Mary Martinez said...

Thanks Krissee! I'm sorry I'm just now getting here.

I Ditto what my M&M mates say, great answers and thank you again for agreeing to the interview!

Krissee, never, ever give up. Life throws lots of punches as does the publishing industry. Never let it get you.

Good luck!

Mary Martinez said...

PS.. You know how some sites say 4-6 weeks response time, if you've heard nothing after that time they're not interested?

I sent a query and partial to an agency in September and wrote it off as not interested. Today I received a read receipt saying they'd just opened it. So I am not giving up hope.

KrisseeV said...

Oh, thanks to everyone for the support. That's one great thing about authors. I may still be naive about this, but I haven't yet met an author who doesn't cheer for her fellow writers. That is so valuable considering the field we are trying to break into.
So many friends have asked me, "with all the queries, contests, and critiques, aren't you afraid of some one else stealing your ideas? Writing your book?"
It's not about that. We're all have our own voice. Our own versions and working together to boost eachother up is what makes us all both special and unique. That is what will push us to succeed even in the bleak moments.

Kerrigan Byrne said...

Yes Krissee, I'm really rooting for you here! I think you have the talent and the ambition to make it, and you inspire the rest of us. Great interview.
~Natalie Ainge
w/a Kerrigan Byrne

Lesli Muir Lytle said...

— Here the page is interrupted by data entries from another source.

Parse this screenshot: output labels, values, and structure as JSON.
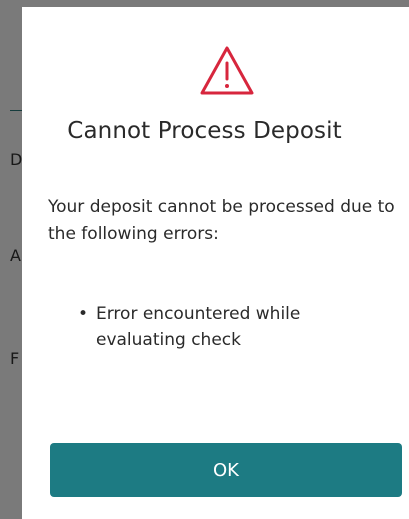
{
  "background": {
    "partial_letters": [
      "D",
      "A",
      "F"
    ]
  },
  "dialog": {
    "icon": "warning-triangle-icon",
    "title": "Cannot Process Deposit",
    "message": "Your deposit cannot be processed due to the following errors:",
    "errors": [
      "Error encountered while evaluating check"
    ],
    "button_label": "OK"
  },
  "colors": {
    "icon_red": "#d7263d",
    "button_teal": "#1d7b83",
    "text": "#2a2a2a"
  }
}
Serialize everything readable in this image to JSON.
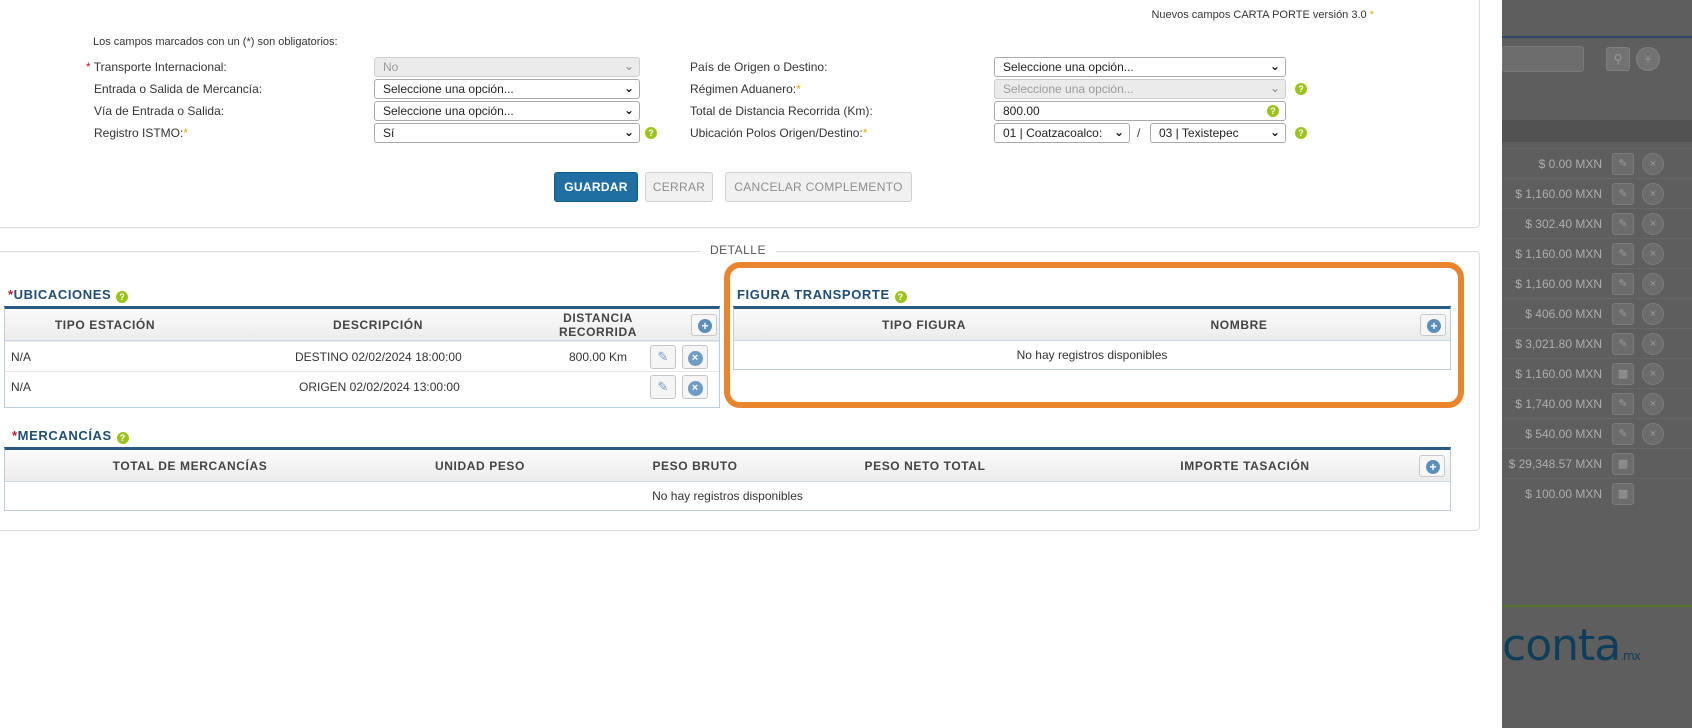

Very funny about your writing group slutiness. I thought I was the only one...

It seems to be working well so far.